Please restate the records that follow exactly, skipping their images.

(SOURCE MATERIAL begins)

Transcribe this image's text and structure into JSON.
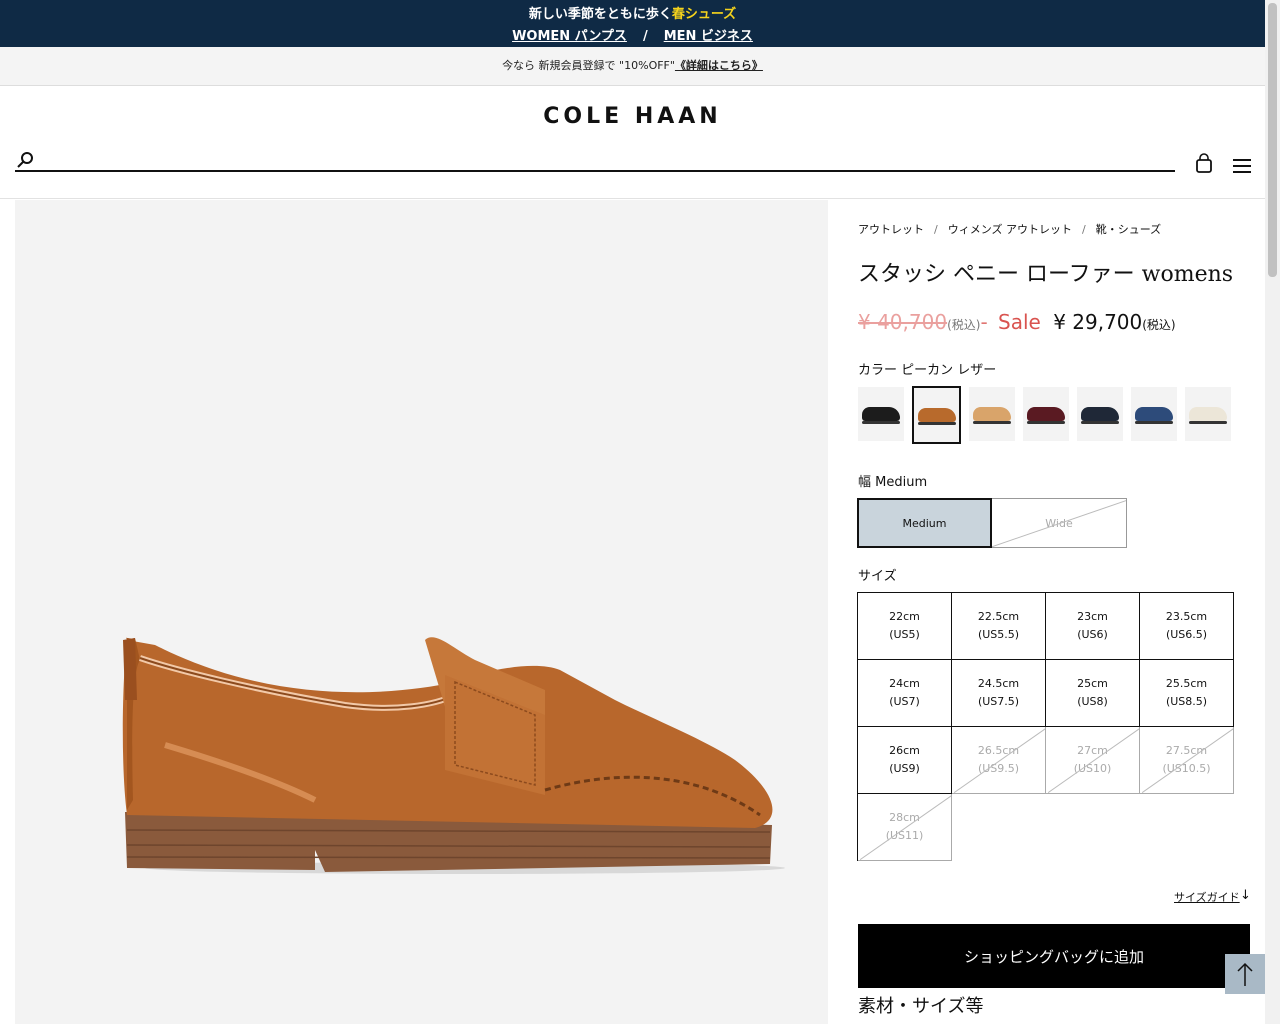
{
  "promo": {
    "line1_prefix": "新しい季節をともに歩く",
    "line1_highlight": "春シューズ",
    "women_link": "WOMEN パンプス",
    "separator": "/",
    "men_link": "MEN ビジネス"
  },
  "member_banner": {
    "text": "今なら 新規会員登録で \"10%OFF\"",
    "link": "《詳細はこちら》"
  },
  "header": {
    "logo": "COLE HAAN",
    "search_placeholder": ""
  },
  "breadcrumb": [
    "アウトレット",
    "ウィメンズ アウトレット",
    "靴・シューズ"
  ],
  "product": {
    "title": "スタッシ ペニー ローファー womens",
    "original_price": "¥ 40,700",
    "original_tax": "(税込)",
    "dash": "-",
    "sale_label": "Sale",
    "sale_price": "¥ 29,700",
    "sale_tax": "(税込)",
    "color_label": "カラー ピーカン レザー",
    "swatches": [
      {
        "name": "black",
        "color": "#1c1c1c",
        "selected": false
      },
      {
        "name": "pecan",
        "color": "#b86a2c",
        "selected": true
      },
      {
        "name": "tan",
        "color": "#d9a46a",
        "selected": false
      },
      {
        "name": "burgundy",
        "color": "#5a1a22",
        "selected": false
      },
      {
        "name": "navy",
        "color": "#1f2837",
        "selected": false
      },
      {
        "name": "blue",
        "color": "#2d4b7a",
        "selected": false
      },
      {
        "name": "ivory",
        "color": "#ece6d8",
        "selected": false
      }
    ],
    "width_label": "幅 Medium",
    "widths": [
      {
        "label": "Medium",
        "selected": true,
        "available": true
      },
      {
        "label": "Wide",
        "selected": false,
        "available": false
      }
    ],
    "size_label": "サイズ",
    "sizes": [
      {
        "cm": "22cm",
        "us": "(US5)",
        "available": true
      },
      {
        "cm": "22.5cm",
        "us": "(US5.5)",
        "available": true
      },
      {
        "cm": "23cm",
        "us": "(US6)",
        "available": true
      },
      {
        "cm": "23.5cm",
        "us": "(US6.5)",
        "available": true
      },
      {
        "cm": "24cm",
        "us": "(US7)",
        "available": true
      },
      {
        "cm": "24.5cm",
        "us": "(US7.5)",
        "available": true
      },
      {
        "cm": "25cm",
        "us": "(US8)",
        "available": true
      },
      {
        "cm": "25.5cm",
        "us": "(US8.5)",
        "available": true
      },
      {
        "cm": "26cm",
        "us": "(US9)",
        "available": true
      },
      {
        "cm": "26.5cm",
        "us": "(US9.5)",
        "available": false
      },
      {
        "cm": "27cm",
        "us": "(US10)",
        "available": false
      },
      {
        "cm": "27.5cm",
        "us": "(US10.5)",
        "available": false
      },
      {
        "cm": "28cm",
        "us": "(US11)",
        "available": false
      }
    ],
    "size_guide": "サイズガイド",
    "size_guide_arrow": "↓",
    "add_to_bag": "ショッピングバッグに追加",
    "materials_heading": "素材・サイズ等"
  },
  "colors": {
    "promo_bg": "#0f2a45",
    "highlight": "#f5d31c",
    "sale_red": "#d9534f",
    "selected_width_bg": "#c9d4dc",
    "top_button_bg": "#a9b9c6"
  }
}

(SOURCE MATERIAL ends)

RESPONSE TO THIS EXERCISE
Transcribe this image's text and structure into JSON.
{
  "promo": {
    "line1_prefix": "新しい季節をともに歩く",
    "line1_highlight": "春シューズ",
    "women_link": "WOMEN パンプス",
    "separator": "/",
    "men_link": "MEN ビジネス"
  },
  "member_banner": {
    "text": "今なら 新規会員登録で \"10%OFF\"",
    "link": "《詳細はこちら》"
  },
  "header": {
    "logo": "COLE HAAN",
    "search_placeholder": ""
  },
  "breadcrumb": [
    "アウトレット",
    "ウィメンズ アウトレット",
    "靴・シューズ"
  ],
  "product": {
    "title": "スタッシ ペニー ローファー womens",
    "original_price": "¥ 40,700",
    "original_tax": "(税込)",
    "dash": "-",
    "sale_label": "Sale",
    "sale_price": "¥ 29,700",
    "sale_tax": "(税込)",
    "color_label": "カラー ピーカン レザー",
    "swatches": [
      {
        "name": "black",
        "color": "#1c1c1c",
        "selected": false
      },
      {
        "name": "pecan",
        "color": "#b86a2c",
        "selected": true
      },
      {
        "name": "tan",
        "color": "#d9a46a",
        "selected": false
      },
      {
        "name": "burgundy",
        "color": "#5a1a22",
        "selected": false
      },
      {
        "name": "navy",
        "color": "#1f2837",
        "selected": false
      },
      {
        "name": "blue",
        "color": "#2d4b7a",
        "selected": false
      },
      {
        "name": "ivory",
        "color": "#ece6d8",
        "selected": false
      }
    ],
    "width_label": "幅 Medium",
    "widths": [
      {
        "label": "Medium",
        "selected": true,
        "available": true
      },
      {
        "label": "Wide",
        "selected": false,
        "available": false
      }
    ],
    "size_label": "サイズ",
    "sizes": [
      {
        "cm": "22cm",
        "us": "(US5)",
        "available": true
      },
      {
        "cm": "22.5cm",
        "us": "(US5.5)",
        "available": true
      },
      {
        "cm": "23cm",
        "us": "(US6)",
        "available": true
      },
      {
        "cm": "23.5cm",
        "us": "(US6.5)",
        "available": true
      },
      {
        "cm": "24cm",
        "us": "(US7)",
        "available": true
      },
      {
        "cm": "24.5cm",
        "us": "(US7.5)",
        "available": true
      },
      {
        "cm": "25cm",
        "us": "(US8)",
        "available": true
      },
      {
        "cm": "25.5cm",
        "us": "(US8.5)",
        "available": true
      },
      {
        "cm": "26cm",
        "us": "(US9)",
        "available": true
      },
      {
        "cm": "26.5cm",
        "us": "(US9.5)",
        "available": false
      },
      {
        "cm": "27cm",
        "us": "(US10)",
        "available": false
      },
      {
        "cm": "27.5cm",
        "us": "(US10.5)",
        "available": false
      },
      {
        "cm": "28cm",
        "us": "(US11)",
        "available": false
      }
    ],
    "size_guide": "サイズガイド",
    "size_guide_arrow": "↓",
    "add_to_bag": "ショッピングバッグに追加",
    "materials_heading": "素材・サイズ等"
  },
  "colors": {
    "promo_bg": "#0f2a45",
    "highlight": "#f5d31c",
    "sale_red": "#d9534f",
    "selected_width_bg": "#c9d4dc",
    "top_button_bg": "#a9b9c6"
  }
}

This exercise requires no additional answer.